──────── DATA SUPPLIED ────────
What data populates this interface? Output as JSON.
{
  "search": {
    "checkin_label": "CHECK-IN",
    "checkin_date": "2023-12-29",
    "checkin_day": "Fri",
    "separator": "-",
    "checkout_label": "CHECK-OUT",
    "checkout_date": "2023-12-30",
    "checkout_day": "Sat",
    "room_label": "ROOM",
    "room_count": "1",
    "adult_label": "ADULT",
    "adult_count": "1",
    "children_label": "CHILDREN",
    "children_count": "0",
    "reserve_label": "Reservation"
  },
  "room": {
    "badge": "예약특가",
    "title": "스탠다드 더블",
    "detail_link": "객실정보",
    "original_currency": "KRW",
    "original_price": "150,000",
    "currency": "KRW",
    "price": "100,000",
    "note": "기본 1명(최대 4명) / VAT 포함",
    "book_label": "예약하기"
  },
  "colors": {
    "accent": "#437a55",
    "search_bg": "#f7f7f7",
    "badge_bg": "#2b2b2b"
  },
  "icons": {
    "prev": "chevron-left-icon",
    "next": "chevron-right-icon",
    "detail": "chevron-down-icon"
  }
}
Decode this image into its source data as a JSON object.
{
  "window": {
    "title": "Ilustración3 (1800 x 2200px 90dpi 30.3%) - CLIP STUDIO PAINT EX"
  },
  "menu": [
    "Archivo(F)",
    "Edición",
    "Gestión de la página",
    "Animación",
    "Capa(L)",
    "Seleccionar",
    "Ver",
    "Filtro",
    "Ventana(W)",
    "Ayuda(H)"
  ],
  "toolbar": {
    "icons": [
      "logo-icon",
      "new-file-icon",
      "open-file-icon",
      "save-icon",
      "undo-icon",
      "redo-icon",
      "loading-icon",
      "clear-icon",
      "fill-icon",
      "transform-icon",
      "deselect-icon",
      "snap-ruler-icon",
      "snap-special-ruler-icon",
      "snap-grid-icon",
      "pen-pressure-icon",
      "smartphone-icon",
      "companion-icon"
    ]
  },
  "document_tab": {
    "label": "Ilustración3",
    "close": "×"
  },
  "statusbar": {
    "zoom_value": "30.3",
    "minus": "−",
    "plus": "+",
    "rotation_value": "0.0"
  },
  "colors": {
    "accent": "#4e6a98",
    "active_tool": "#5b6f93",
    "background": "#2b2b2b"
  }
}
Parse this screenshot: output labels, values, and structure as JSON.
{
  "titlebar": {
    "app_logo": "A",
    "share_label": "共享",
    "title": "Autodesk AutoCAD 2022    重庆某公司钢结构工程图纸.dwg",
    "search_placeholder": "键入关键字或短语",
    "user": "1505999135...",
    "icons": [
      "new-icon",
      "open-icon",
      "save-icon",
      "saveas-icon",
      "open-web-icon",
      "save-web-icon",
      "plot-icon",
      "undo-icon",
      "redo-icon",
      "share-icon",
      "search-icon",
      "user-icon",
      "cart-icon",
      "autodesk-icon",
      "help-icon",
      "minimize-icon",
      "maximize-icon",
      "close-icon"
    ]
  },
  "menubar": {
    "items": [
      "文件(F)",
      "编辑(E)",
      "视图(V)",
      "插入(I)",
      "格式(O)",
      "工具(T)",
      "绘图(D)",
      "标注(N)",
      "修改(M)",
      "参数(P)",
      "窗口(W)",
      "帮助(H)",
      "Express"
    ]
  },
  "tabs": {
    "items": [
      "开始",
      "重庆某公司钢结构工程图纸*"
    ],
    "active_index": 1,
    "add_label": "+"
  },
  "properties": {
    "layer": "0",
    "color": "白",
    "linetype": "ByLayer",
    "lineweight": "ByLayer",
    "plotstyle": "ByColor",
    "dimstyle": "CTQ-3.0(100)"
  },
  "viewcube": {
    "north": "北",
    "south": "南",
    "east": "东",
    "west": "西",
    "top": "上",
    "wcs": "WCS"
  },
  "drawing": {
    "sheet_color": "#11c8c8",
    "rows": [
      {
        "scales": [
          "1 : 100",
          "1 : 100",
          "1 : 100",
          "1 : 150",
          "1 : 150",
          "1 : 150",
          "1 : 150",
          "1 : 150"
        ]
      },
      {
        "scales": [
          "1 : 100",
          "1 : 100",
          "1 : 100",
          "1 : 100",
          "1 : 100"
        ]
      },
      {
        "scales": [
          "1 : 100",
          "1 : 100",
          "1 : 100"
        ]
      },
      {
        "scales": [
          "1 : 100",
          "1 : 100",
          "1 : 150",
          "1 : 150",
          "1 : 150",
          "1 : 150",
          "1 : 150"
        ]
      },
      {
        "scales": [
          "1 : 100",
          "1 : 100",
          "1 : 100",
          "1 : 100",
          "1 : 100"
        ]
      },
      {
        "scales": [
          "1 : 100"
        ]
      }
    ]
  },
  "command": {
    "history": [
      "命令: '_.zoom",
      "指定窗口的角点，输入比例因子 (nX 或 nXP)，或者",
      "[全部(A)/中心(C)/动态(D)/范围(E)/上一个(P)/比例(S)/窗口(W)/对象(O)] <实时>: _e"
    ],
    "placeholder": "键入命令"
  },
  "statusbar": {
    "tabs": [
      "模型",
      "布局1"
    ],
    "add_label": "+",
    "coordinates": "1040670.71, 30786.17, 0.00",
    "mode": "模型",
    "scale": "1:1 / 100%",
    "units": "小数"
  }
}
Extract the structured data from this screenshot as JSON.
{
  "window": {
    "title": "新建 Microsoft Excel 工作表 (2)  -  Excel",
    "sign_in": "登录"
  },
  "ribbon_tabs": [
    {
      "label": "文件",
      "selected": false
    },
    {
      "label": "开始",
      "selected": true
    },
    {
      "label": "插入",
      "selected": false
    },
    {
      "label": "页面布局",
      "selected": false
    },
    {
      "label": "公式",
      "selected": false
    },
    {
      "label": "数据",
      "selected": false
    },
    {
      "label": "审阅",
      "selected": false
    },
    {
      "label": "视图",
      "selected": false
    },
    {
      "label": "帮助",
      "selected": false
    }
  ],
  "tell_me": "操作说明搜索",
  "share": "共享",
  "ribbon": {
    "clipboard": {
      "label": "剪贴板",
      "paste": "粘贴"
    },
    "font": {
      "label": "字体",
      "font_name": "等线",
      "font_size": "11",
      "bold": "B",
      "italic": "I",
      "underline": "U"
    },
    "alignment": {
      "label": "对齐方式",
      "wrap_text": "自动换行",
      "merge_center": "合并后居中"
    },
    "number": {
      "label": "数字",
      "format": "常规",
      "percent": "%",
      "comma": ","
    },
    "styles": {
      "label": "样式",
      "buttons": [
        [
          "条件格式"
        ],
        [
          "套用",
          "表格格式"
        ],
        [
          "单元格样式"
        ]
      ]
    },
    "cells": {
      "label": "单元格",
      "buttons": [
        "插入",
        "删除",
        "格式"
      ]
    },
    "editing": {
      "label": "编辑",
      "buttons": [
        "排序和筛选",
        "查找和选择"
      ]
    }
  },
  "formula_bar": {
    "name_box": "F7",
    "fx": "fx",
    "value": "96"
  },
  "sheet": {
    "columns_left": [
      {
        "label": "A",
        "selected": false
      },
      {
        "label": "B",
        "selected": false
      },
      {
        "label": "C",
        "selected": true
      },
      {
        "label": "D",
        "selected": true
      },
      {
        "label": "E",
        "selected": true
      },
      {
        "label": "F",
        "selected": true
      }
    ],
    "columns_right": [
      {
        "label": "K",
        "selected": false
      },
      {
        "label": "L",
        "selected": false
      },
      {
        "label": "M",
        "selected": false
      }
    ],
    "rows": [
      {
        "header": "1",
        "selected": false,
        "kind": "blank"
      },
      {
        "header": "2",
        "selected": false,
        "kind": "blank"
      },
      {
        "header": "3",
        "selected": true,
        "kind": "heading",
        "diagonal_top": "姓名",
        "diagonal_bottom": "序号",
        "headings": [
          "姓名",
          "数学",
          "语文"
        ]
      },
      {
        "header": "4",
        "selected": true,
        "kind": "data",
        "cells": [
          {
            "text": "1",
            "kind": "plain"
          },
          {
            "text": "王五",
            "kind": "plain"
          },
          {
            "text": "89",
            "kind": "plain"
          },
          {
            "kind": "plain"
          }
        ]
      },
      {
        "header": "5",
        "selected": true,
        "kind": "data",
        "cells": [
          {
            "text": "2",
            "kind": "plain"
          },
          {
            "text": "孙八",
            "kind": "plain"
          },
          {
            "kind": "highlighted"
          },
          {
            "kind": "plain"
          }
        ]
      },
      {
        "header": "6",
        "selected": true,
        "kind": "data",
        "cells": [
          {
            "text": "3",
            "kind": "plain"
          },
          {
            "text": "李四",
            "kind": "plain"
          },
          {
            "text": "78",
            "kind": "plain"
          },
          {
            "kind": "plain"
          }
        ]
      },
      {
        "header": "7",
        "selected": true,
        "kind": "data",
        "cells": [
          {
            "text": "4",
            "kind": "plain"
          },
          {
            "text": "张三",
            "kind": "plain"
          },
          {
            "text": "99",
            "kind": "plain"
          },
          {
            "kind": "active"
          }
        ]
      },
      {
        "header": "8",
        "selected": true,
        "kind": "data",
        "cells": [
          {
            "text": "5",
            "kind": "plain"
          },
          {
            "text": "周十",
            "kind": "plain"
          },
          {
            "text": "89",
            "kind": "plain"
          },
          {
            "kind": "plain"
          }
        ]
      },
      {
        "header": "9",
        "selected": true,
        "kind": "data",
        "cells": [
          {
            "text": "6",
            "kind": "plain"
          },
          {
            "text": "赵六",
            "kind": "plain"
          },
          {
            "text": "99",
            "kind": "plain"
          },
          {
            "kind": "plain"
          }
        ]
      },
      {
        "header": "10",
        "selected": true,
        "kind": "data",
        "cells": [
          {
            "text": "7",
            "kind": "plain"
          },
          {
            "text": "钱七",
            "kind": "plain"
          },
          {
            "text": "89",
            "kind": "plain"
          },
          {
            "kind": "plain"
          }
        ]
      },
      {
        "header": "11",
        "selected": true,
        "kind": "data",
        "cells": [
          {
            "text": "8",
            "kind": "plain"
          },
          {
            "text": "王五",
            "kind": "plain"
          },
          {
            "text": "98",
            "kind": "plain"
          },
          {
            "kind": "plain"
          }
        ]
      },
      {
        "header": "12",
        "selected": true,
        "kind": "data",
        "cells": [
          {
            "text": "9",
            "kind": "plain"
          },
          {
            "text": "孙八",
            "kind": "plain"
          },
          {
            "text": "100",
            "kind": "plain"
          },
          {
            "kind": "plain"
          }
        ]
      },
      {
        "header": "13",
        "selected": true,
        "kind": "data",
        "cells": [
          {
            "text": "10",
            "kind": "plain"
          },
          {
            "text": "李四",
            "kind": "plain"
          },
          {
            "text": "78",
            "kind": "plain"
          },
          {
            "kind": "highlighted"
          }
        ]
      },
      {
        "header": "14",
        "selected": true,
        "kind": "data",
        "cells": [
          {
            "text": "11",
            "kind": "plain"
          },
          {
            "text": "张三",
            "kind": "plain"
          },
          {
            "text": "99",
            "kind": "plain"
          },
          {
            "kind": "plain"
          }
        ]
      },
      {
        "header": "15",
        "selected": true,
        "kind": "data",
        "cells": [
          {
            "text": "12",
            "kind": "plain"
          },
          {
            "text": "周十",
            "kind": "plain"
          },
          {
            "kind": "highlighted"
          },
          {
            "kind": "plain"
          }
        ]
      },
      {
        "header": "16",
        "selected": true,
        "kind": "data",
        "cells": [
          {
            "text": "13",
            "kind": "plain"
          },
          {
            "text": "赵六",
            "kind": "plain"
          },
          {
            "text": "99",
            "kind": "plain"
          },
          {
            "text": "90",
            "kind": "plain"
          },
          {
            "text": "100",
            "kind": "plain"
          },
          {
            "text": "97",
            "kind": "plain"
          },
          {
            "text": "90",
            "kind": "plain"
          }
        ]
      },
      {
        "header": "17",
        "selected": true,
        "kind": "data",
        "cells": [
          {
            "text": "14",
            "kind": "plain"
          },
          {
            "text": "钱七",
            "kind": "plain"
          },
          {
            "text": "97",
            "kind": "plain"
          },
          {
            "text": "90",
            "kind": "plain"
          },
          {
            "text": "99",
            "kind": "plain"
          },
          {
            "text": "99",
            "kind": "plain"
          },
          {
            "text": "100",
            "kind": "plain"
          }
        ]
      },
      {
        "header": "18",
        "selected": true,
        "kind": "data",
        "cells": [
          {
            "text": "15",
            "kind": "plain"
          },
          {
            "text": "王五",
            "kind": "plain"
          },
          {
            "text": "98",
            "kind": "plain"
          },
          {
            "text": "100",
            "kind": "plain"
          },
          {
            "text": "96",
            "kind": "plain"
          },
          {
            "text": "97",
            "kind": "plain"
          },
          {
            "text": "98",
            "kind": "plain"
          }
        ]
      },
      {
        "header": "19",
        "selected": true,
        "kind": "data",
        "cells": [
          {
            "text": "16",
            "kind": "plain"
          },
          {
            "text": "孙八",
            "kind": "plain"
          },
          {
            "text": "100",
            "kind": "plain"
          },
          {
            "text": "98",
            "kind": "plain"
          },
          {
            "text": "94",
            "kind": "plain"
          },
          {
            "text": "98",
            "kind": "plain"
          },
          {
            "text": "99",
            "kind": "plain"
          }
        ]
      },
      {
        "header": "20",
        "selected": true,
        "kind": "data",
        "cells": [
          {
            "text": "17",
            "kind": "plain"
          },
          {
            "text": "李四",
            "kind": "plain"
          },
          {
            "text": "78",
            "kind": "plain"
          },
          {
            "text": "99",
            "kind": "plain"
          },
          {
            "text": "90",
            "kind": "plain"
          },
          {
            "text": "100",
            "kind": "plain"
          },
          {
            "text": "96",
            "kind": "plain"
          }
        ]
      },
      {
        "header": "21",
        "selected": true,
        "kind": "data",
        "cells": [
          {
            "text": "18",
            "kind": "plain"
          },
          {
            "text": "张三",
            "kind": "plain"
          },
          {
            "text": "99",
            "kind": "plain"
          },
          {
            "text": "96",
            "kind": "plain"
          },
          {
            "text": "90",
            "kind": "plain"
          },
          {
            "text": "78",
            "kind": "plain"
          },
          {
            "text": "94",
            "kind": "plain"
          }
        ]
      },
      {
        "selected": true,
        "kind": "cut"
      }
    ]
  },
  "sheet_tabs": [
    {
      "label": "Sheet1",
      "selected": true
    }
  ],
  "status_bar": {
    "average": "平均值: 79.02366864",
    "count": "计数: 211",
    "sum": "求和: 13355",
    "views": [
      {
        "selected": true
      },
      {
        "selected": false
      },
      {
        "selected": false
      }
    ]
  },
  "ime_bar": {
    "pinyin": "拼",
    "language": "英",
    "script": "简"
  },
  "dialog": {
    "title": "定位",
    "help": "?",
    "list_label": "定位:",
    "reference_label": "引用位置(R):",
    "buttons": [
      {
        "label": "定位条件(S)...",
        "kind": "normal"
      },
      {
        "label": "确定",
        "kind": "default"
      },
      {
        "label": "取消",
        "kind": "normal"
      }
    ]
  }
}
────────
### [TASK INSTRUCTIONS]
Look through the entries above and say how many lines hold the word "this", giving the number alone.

### [RESULT BELOW]
4